“The main problem I've got with it is because it's such an old machine, its frame […] needs to be X-rayed every now and again to make sure there are no microfractures, because it's quite old, obviously," Palmer says. "And you need to have an operator with it as well.” He adds that the machines were often out of order more frequently than they were working back when they were still new, so they would be unlikely to hold up to being “hammered continuously for 12 hours a day” in an Arcade Club venue.
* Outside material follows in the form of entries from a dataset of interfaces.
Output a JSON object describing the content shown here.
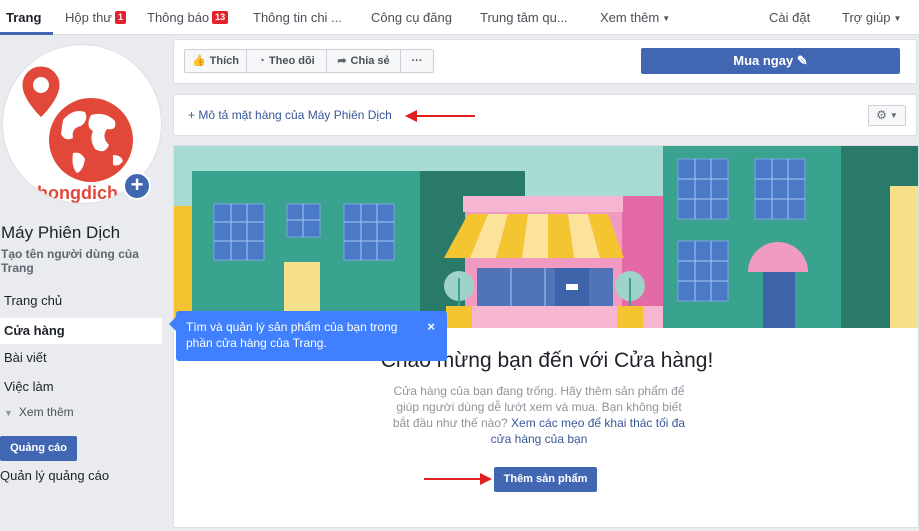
{
  "nav": {
    "items": [
      {
        "label": "Trang"
      },
      {
        "label": "Hộp thư",
        "badge": "1"
      },
      {
        "label": "Thông báo",
        "badge": "13"
      },
      {
        "label": "Thông tin chi ..."
      },
      {
        "label": "Công cụ đăng"
      },
      {
        "label": "Trung tâm qu..."
      },
      {
        "label": "Xem thêm"
      },
      {
        "label": "Cài đặt"
      },
      {
        "label": "Trợ giúp"
      }
    ]
  },
  "sidebar": {
    "page_name": "Máy Phiên Dịch",
    "username_prompt": "Tạo tên người dùng của Trang",
    "avatar_logo_text": "thongdich",
    "links": [
      {
        "label": "Trang chủ"
      },
      {
        "label": "Cửa hàng"
      },
      {
        "label": "Bài viết"
      },
      {
        "label": "Việc làm"
      }
    ],
    "see_more": "Xem thêm",
    "ads_button": "Quảng cáo",
    "ads_manager": "Quản lý quảng cáo"
  },
  "actions": {
    "like": "Thích",
    "follow": "Theo dõi",
    "share": "Chia sẻ",
    "more": "···",
    "buy_now": "Mua ngay"
  },
  "describe": {
    "link": "+ Mô tả mặt hàng của Máy Phiên Dịch"
  },
  "shop": {
    "welcome_title": "Chào mừng bạn đến với Cửa hàng!",
    "description": "Cửa hàng của bạn đang trống. Hãy thêm sản phẩm để giúp người dùng dễ lướt xem và mua. Bạn không biết bắt đầu như thế nào?",
    "tips_link": "Xem các mẹo để khai thác tối đa cửa hàng của bạn",
    "add_product": "Thêm sản phẩm"
  },
  "tooltip": {
    "text": "Tìm và quản lý sản phẩm của bạn trong phần cửa hàng của Trang.",
    "close": "×"
  },
  "colors": {
    "brand_blue": "#4267b2",
    "tooltip_blue": "#4080ff",
    "badge_red": "#e4222e",
    "annotation_red": "#e02020"
  }
}
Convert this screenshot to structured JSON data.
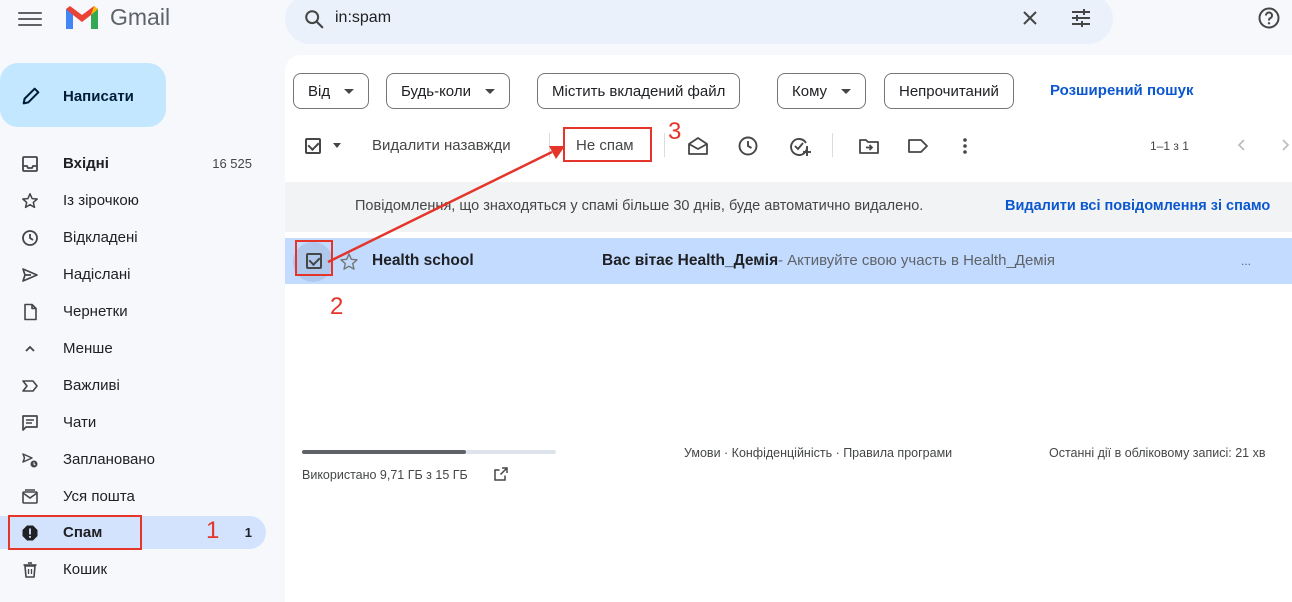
{
  "header": {
    "logo_text": "Gmail",
    "search_value": "in:spam"
  },
  "sidebar": {
    "compose_label": "Написати",
    "items": [
      {
        "label": "Вхідні",
        "count": "16 525",
        "icon": "inbox-icon"
      },
      {
        "label": "Із зірочкою",
        "count": "",
        "icon": "star-icon"
      },
      {
        "label": "Відкладені",
        "count": "",
        "icon": "clock-icon"
      },
      {
        "label": "Надіслані",
        "count": "",
        "icon": "send-icon"
      },
      {
        "label": "Чернетки",
        "count": "",
        "icon": "draft-icon"
      },
      {
        "label": "Менше",
        "count": "",
        "icon": "chevron-up-icon"
      },
      {
        "label": "Важливі",
        "count": "",
        "icon": "important-icon"
      },
      {
        "label": "Чати",
        "count": "",
        "icon": "chat-icon"
      },
      {
        "label": "Заплановано",
        "count": "",
        "icon": "scheduled-icon"
      },
      {
        "label": "Уся пошта",
        "count": "",
        "icon": "all-mail-icon"
      },
      {
        "label": "Спам",
        "count": "1",
        "icon": "spam-icon"
      },
      {
        "label": "Кошик",
        "count": "",
        "icon": "trash-icon"
      }
    ]
  },
  "filters": {
    "from": "Від",
    "any_time": "Будь-коли",
    "has_attachment": "Містить вкладений файл",
    "to": "Кому",
    "unread": "Непрочитаний",
    "advanced_search": "Розширений пошук"
  },
  "toolbar": {
    "delete_forever": "Видалити назавжди",
    "not_spam": "Не спам",
    "pager": "1–1 з 1"
  },
  "info": {
    "text": "Повідомлення, що знаходяться у спамі більше 30 днів, буде автоматично видалено.",
    "link": "Видалити всі повідомлення зі спамо"
  },
  "messages": [
    {
      "sender": "Health school",
      "subject": "Вас вітає Health_Демія",
      "snippet": "- Активуйте свою участь в Health_Демія",
      "more": "..."
    }
  ],
  "footer": {
    "storage_text": "Використано 9,71 ГБ з 15 ГБ",
    "storage_used_fraction": 0.647,
    "links": "Умови · Конфіденційність · Правила програми",
    "activity": "Останні дії в обліковому записі: 21 хв"
  },
  "annotations": {
    "one": "1",
    "two": "2",
    "three": "3",
    "color": "#e5352b"
  }
}
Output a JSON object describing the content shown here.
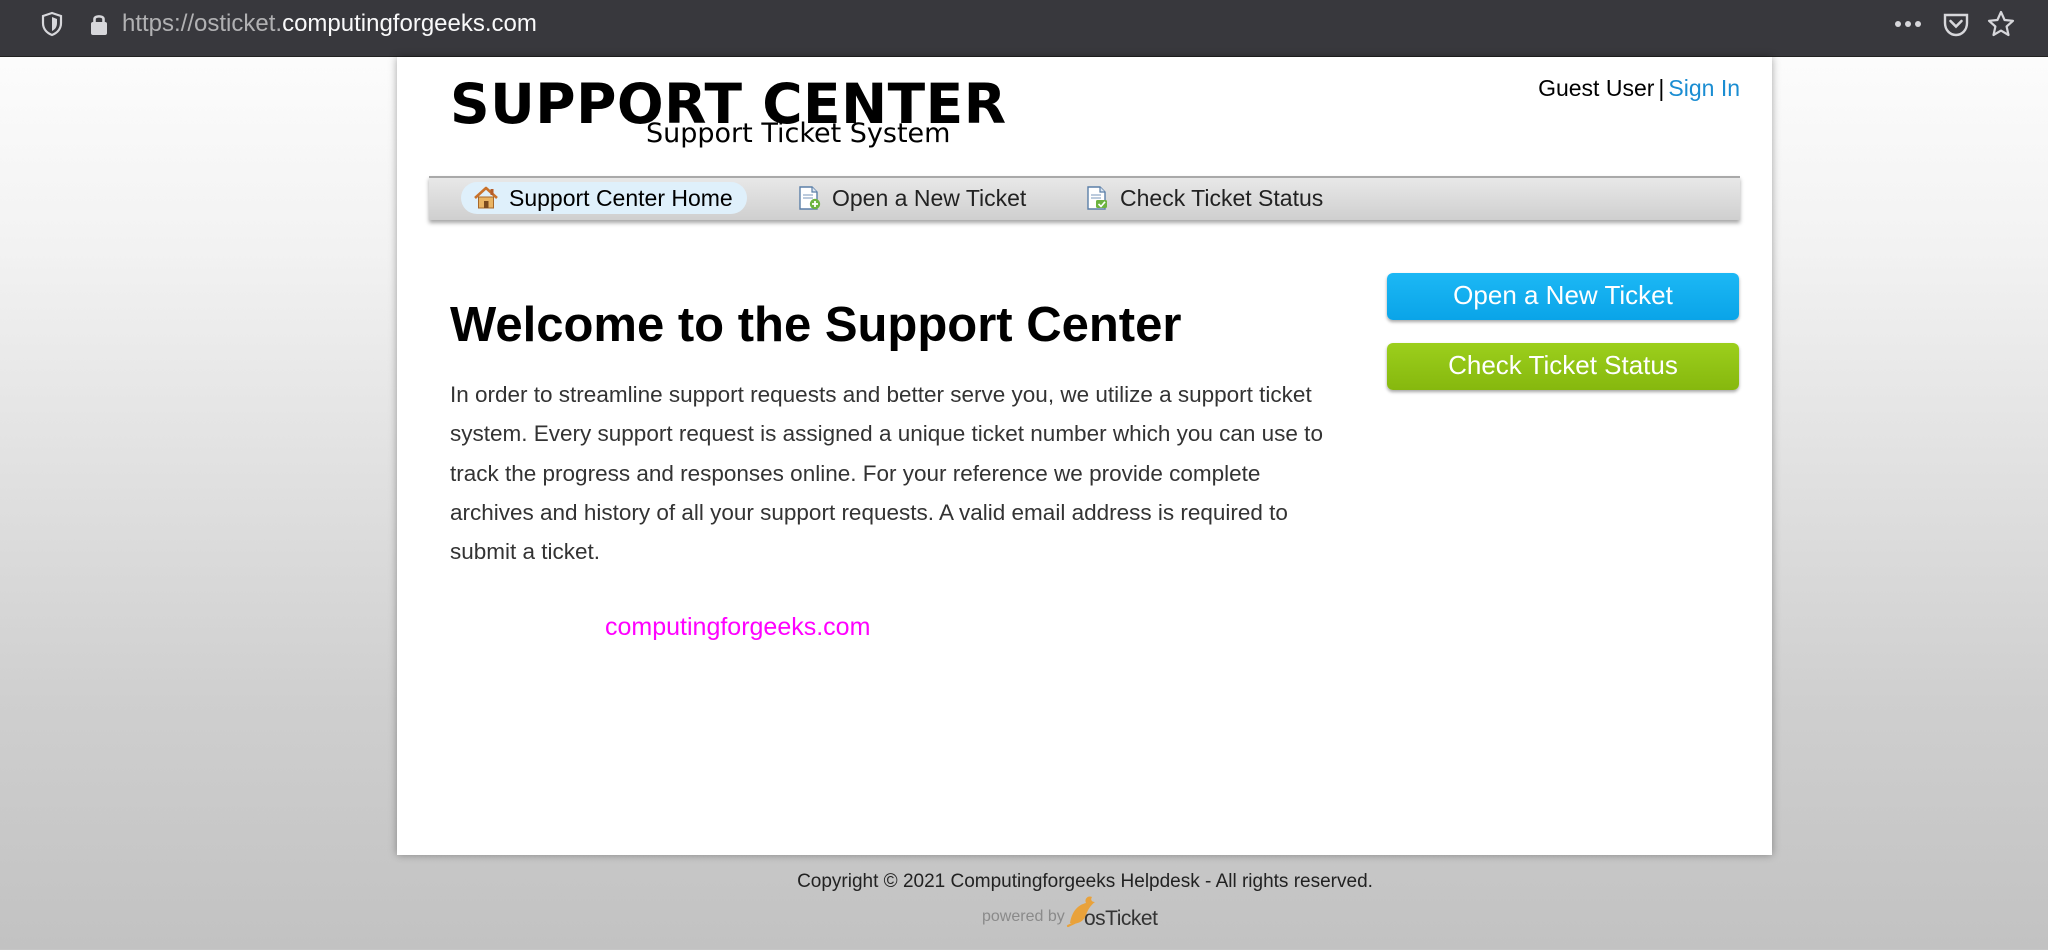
{
  "browser": {
    "url_prefix": "https://osticket.",
    "url_domain": "computingforgeeks.com"
  },
  "header": {
    "title": "SUPPORT CENTER",
    "subtitle": "Support Ticket System",
    "guest_label": "Guest User",
    "separator": "|",
    "signin_label": "Sign In"
  },
  "nav": {
    "items": [
      {
        "label": "Support Center Home",
        "icon": "home-icon",
        "active": true
      },
      {
        "label": "Open a New Ticket",
        "icon": "new-ticket-icon",
        "active": false
      },
      {
        "label": "Check Ticket Status",
        "icon": "ticket-status-icon",
        "active": false
      }
    ]
  },
  "main": {
    "title": "Welcome to the Support Center",
    "intro": "In order to streamline support requests and better serve you, we utilize a support ticket system. Every support request is assigned a unique ticket number which you can use to track the progress and responses online. For your reference we provide complete archives and history of all your support requests. A valid email address is required to submit a ticket.",
    "link_text": "computingforgeeks.com"
  },
  "sidebar": {
    "open_ticket_label": "Open a New Ticket",
    "check_status_label": "Check Ticket Status"
  },
  "footer": {
    "copyright": "Copyright © 2021 Computingforgeeks Helpdesk - All rights reserved.",
    "powered_by": "powered by",
    "brand": "osTicket"
  },
  "colors": {
    "link_blue": "#1a8dd2",
    "button_blue": "#0aa4e8",
    "button_green": "#86b80e",
    "magenta_link": "#ff00ff",
    "browser_bar": "#38383d"
  }
}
However, there’s a chance you might be able to play on an R360 if you happen to live in Estonia. Kevin sold one to the Estonian Aviation Museum in 2009, and there’s another one at the AHHAA Science Center in Estonia that was converted to run a flight simulator program at some point in the 2000s – but no one is quite sure whether both machines are still in operation.
Your best bet is to head to Galloping Ghost Arcade in Brookfield, Illinois. It’s the largest video game arcade in the US, with over 850 games – one of which is an R360. The owner, Doc Mack, thinks that aside from the rumoured machines in Estonia, Galloping Ghost has the only R360 in the world that’s playable by the general public. “We acquired ours from Kevin Keinert,” he says. “We had discussed the deal on and off for close to 8 years. It was for our 10th year anniversary. Kevin was very generous in working with us to make it all happen! He very much wanted to have one where people could enjoy it.”
Naturally, this rare machine has caused quite a stir. “It’s been very popular,” Mack says. “Some people are intimidated to try it. It’s definitely a unique experience. We’ve heard many people say they thought they would never see one in person.” Aside from a few minor repairs, Mack hasn’t had any trouble with the machine since he bought it from Keinert – and thankfully, there’s been no need to fetch an emergency mop. “Everyone always jokes what would happen if someone got sick, but fortunately, it hasn’t happened.”
That’s not quite it for the story of the R360, however. In a surprising but delightful move, Sega released an R360 sequel in 2015 called the R360Z. Much larger than its predecessor, this machine seats two people, and was released with the game Transformers: Human Alliance. The downside? It’s not quite the same as the original R360, where moving the control stick would pivot the cockpit: here, the stick merely moves a target on the screen, and the machine spins and rotates on a preset programme that follows the action of the on-rails shooter. It’s also only available at three Sega Joypolis venues: one in Tokyo, one in Shanghai and one in Qingdao.
But the legacy of the R360 lives on with a Brazilian company called Motion Sphere. They offer a series of spherical motorbike, car and flight simulators that bear a striking resemblance to the old R360, and this year they even announced a Star Wars Sphere that lets you play the Beggar’s Canyon mission from Star Wars: Battlefront. Plus, the AT 360 from Enterideas is essentially the R360 for the VR age, featuring an almost identical-looking chassis but with the addition of VR goggles to simulate a rollercoaster ride.
It just goes to show you can’t keep a good idea down.